In the weeks after Donald Trump’s election, I took part in the following exchange with Russ Smith, proprietor of this site. Russ: “Don’t worry, two years from now the Dems will take Congress in a landslide.” Me: “I just hope there’s an election two years from now.” I wasn’t trying to be dramatic. I was just terrified.
Now we’ve survived two years of Trump. The federal government is crippled for the indefinite future. The President may or may not be permitted to give Congress his State of the Union address. If he does give it, maybe he’ll announce that the Union’s state is lousy. He’d have a point. America’s no longer a stable country. But wait, it’s kind of stable. It’s largely stable. The midterms got held and the votes (in most cases) were counted. The swimming pool has kept its shape; we haven’t been dropped in mid-ocean.
A couple of years ago I thought maybe we had been. This was during the bleak, high-pitched November of Trump winning his 45 percent. I watched Jaws on a friend’s couch and it hit me: democracy’s boat was about to be eaten. Now it’s un-hit me, a process that began with the Women’s March and settled in as I watched Trump in power. Trump’s a devouring monster, but not the same sort as Jaws. A giant killer shark is a living machine for attacking and destroying. Trump is more of a sack attached to arms and topped by a mouth. He’s driven to take and grab, but he’s not especially good at it. He’s not equipped. His optimum devouring comes when things are handed to him, preferably on trays; consider Big Macs.

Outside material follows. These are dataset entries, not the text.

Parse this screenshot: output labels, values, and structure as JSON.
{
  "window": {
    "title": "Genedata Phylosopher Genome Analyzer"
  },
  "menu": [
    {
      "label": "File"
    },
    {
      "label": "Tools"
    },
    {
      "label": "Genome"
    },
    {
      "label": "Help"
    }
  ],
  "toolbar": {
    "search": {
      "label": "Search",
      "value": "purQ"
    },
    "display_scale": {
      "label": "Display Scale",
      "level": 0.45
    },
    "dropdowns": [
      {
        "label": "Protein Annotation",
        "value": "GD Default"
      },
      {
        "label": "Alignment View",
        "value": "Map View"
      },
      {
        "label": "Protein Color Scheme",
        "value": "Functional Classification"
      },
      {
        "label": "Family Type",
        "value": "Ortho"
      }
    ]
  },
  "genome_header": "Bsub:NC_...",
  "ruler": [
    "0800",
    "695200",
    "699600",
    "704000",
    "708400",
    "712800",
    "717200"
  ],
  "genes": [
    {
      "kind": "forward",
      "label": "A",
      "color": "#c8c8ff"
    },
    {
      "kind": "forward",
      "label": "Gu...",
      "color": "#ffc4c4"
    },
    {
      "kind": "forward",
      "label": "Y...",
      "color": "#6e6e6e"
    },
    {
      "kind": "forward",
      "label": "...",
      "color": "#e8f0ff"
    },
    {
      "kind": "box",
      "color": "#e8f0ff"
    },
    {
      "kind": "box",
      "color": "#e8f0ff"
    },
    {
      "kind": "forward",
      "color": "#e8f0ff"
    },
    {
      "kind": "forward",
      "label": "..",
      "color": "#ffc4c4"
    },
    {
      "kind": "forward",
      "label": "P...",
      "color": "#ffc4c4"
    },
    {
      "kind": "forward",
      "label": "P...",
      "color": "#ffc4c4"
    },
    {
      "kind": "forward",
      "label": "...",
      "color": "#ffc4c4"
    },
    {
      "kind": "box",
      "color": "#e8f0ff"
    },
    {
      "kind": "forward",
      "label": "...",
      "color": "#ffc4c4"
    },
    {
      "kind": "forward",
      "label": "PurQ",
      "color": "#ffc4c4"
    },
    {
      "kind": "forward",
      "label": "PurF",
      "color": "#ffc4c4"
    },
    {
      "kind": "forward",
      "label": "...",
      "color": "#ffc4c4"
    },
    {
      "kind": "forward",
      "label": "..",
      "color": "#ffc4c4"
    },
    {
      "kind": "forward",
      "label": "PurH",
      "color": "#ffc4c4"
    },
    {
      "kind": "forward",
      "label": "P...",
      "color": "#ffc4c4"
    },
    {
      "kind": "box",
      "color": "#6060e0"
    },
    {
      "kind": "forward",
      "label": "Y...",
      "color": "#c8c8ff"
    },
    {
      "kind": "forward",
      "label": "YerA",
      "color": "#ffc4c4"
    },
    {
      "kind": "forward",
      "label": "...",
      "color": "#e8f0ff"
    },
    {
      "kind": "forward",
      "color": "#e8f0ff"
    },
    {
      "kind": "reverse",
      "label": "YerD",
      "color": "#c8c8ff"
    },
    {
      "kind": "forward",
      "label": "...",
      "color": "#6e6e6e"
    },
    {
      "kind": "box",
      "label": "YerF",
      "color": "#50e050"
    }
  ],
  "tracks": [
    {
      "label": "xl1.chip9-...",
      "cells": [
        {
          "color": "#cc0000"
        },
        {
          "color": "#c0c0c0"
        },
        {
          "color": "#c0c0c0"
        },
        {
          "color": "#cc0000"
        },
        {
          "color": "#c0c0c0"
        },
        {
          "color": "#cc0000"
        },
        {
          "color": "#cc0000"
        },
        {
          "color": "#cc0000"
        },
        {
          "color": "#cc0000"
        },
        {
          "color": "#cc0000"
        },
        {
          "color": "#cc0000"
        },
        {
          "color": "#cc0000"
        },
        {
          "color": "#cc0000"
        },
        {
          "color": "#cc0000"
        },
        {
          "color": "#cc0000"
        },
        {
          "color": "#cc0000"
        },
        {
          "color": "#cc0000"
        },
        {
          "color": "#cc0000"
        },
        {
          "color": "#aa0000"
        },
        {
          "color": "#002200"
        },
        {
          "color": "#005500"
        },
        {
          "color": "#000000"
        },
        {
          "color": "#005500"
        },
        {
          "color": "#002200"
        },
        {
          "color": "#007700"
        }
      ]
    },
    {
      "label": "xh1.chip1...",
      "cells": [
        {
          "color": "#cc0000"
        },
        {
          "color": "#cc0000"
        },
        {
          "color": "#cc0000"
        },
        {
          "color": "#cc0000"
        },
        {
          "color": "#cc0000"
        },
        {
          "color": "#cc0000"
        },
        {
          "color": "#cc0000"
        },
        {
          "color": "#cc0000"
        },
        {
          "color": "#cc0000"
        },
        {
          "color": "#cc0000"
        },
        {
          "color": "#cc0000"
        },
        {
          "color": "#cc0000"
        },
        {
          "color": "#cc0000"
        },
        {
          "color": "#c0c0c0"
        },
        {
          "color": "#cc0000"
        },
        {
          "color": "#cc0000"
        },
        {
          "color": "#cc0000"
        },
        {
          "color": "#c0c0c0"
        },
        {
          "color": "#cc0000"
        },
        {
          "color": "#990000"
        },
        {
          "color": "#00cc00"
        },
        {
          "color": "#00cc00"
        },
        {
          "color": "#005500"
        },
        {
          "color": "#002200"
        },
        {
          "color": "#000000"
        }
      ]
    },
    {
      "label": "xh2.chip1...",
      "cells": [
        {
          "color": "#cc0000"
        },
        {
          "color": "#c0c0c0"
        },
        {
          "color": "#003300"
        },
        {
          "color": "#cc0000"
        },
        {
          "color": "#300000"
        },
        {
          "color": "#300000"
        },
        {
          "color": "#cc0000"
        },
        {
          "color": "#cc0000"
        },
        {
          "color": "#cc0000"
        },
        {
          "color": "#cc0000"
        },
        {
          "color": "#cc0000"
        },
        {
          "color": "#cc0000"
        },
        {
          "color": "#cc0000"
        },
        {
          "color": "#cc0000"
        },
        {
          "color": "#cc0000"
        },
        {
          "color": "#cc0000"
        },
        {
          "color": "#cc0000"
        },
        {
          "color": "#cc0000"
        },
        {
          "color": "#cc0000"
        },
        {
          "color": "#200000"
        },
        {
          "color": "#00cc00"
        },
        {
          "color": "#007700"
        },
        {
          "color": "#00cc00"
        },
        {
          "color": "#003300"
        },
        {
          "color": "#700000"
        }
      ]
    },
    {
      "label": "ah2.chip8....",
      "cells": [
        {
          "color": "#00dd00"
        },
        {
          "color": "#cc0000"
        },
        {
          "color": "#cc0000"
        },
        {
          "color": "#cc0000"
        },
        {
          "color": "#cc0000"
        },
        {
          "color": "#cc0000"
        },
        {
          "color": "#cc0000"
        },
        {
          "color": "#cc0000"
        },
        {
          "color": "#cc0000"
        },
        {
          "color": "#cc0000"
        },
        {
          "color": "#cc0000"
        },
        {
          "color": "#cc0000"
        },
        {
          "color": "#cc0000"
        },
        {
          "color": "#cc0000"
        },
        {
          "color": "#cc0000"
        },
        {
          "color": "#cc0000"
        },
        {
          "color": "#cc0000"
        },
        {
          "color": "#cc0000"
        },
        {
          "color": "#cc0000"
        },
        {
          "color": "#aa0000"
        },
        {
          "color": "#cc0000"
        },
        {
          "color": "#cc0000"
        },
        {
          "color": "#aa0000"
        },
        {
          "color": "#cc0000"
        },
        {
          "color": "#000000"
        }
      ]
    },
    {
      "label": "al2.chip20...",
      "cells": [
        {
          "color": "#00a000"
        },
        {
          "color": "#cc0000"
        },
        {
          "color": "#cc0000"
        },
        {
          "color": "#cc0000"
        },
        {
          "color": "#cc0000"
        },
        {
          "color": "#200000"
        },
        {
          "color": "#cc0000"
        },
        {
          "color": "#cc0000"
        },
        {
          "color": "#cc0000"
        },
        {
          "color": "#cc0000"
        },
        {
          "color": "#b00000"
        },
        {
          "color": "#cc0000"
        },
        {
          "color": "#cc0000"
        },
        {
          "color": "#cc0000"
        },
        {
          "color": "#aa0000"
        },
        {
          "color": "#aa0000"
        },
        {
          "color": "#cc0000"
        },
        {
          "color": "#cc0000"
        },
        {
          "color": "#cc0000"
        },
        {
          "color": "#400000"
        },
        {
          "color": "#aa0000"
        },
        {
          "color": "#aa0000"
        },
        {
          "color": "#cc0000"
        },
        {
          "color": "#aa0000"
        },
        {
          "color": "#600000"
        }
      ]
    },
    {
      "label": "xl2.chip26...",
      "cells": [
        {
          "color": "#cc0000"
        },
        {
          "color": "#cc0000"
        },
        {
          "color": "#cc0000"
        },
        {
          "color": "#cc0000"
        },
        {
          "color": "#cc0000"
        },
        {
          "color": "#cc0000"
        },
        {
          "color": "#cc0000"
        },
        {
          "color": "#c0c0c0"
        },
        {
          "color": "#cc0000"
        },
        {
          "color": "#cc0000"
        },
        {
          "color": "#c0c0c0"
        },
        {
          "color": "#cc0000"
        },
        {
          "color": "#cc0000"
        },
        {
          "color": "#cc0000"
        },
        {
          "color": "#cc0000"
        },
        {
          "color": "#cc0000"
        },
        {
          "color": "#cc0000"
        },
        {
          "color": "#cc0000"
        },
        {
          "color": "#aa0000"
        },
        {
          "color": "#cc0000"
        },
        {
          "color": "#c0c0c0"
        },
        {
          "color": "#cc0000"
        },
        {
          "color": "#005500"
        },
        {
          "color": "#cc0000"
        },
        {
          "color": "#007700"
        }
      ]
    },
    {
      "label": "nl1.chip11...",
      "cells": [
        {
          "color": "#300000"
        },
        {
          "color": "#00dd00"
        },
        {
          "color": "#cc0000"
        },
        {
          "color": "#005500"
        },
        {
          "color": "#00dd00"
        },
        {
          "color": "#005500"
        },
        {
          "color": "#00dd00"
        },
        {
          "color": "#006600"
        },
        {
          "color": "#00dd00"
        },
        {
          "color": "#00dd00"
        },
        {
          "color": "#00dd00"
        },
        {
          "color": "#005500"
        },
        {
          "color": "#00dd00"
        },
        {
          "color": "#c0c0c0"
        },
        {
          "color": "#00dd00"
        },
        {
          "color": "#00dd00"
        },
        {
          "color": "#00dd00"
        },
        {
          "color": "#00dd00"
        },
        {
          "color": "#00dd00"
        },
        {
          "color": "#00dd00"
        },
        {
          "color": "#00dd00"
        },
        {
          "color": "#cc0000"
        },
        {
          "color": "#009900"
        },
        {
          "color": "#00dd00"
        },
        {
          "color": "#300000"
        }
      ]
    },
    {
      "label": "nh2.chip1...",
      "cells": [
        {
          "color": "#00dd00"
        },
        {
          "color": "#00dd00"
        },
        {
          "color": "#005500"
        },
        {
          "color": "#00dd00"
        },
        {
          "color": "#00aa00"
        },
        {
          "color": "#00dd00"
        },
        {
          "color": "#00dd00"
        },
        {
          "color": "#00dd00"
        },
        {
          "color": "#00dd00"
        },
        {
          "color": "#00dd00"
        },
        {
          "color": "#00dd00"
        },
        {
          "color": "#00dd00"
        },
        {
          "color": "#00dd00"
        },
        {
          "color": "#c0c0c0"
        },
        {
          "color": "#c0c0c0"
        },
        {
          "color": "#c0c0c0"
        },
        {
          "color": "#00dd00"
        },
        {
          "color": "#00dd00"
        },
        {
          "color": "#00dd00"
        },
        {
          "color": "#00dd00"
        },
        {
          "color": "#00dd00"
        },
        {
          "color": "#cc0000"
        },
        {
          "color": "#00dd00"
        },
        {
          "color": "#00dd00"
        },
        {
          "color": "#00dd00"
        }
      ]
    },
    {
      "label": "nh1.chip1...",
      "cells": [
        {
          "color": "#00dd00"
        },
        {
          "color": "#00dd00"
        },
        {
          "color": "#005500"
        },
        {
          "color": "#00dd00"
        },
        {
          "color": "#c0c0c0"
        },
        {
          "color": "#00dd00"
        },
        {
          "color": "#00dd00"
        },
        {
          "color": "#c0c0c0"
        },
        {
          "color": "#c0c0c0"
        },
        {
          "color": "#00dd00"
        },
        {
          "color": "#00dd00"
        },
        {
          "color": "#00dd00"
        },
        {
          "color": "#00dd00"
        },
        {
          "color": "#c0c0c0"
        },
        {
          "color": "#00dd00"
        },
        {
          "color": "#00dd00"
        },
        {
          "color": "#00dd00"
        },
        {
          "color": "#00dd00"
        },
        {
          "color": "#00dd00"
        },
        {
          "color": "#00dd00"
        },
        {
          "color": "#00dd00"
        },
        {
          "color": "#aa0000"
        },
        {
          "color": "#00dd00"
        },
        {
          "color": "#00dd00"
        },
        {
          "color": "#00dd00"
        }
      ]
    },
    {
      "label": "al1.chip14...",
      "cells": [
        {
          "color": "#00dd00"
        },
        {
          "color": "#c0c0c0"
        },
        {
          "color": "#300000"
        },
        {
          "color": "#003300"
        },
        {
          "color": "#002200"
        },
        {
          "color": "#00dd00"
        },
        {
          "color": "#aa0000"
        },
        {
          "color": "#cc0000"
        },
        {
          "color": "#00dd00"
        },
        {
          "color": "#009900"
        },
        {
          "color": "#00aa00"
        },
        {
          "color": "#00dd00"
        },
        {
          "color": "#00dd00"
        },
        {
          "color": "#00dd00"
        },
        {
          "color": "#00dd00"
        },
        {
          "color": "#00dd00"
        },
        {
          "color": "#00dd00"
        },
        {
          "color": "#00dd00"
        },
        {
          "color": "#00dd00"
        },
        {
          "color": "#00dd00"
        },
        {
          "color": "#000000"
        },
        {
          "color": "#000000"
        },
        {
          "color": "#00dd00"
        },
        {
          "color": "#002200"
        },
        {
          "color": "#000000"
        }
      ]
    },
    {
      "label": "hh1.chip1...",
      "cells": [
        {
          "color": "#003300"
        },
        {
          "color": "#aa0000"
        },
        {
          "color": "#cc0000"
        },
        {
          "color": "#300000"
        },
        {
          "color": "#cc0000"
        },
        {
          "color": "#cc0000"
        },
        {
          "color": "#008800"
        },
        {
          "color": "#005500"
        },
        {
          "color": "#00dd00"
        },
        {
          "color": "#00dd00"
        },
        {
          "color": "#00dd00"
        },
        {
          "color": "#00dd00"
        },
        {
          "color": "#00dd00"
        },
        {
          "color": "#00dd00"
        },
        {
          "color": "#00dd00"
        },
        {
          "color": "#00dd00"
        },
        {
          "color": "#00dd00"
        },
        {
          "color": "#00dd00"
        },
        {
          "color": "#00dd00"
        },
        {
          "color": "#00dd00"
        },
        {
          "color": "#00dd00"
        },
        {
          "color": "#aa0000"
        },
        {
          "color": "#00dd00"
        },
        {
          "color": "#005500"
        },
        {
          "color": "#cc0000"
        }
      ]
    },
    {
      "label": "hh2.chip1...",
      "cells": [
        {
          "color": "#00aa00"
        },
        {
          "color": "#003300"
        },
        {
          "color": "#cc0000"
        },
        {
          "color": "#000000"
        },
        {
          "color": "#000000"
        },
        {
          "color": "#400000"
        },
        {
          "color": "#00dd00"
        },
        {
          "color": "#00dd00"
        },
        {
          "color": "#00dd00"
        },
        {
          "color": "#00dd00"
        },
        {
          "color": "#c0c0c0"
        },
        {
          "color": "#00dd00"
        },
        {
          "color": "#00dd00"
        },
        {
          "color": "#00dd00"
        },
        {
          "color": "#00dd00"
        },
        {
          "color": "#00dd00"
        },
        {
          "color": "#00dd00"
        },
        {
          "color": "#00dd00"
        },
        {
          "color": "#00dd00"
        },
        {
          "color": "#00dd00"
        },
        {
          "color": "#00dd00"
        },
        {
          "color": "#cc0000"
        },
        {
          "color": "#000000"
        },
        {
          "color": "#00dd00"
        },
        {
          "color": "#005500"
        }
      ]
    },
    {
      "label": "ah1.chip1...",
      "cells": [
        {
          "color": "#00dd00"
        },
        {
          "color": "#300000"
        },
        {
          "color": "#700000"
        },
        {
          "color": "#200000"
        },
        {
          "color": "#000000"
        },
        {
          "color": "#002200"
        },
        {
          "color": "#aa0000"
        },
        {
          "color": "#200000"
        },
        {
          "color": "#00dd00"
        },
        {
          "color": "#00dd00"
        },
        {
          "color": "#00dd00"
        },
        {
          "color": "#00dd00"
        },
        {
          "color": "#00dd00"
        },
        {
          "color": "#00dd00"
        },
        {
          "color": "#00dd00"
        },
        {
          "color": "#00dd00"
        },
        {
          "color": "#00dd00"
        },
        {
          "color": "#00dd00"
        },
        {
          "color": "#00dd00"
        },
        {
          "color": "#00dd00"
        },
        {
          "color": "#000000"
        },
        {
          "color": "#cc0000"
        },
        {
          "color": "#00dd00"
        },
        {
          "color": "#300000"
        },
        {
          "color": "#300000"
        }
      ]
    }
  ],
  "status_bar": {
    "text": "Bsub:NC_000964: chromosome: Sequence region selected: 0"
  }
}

“No shark,” hisses the tousle-haired slave girl. “No lion. Not even wolf. You, you are jackal.” Yes, as carnivores go, the nation’s boss is something of a scavenger. But his gummy jaws are still planted on the national throat. That this lazy fool managed to get them there indicates the larger trouble we’re in. The cross-eyed, knock-kneed gazelle that’s the American polity must have been wobbling very low. It sure felt that way at the time. It still does. On the other hand, we just saw a president suggest ruling by emergency powers and then back down and dither like a chump. We saw a president beat the drums about the scary foreign menace ready to invade us—the caravan—and then we saw everybody vote for Nancy Pelosi.
Our potential dictator may yet stumble into a chance that even he can’t fumble. In the meantime, the country’s biggest problem is this: having promised his fans a border wall, Trump has to settle for a shutdown. His fans thought he could shake the money out of Mexico. No, he can’t. He can’t shake it from Congress either. The money has to be handed to him, and the Democrats decline to do the handing. Trump has to satisfy his rally crowds with second-best, meaning the shutdown itself.
The longer the federal government remains shut, the more he has to brag about: look how long he fought, look how D.C. suffered, look how big it is—“Broke all the records, folks.” Of course, his fans may be in less of a mood to listen, given that they, like everybody, need the government. But thinking ahead isn’t a big trait these days. For now the people’s government has been disabled because a former TV star needs material for his crowds. That doesn’t sound like a stable country. At best it’s fairly stable.
—Follow C.T. May on Twitter: @CTMay3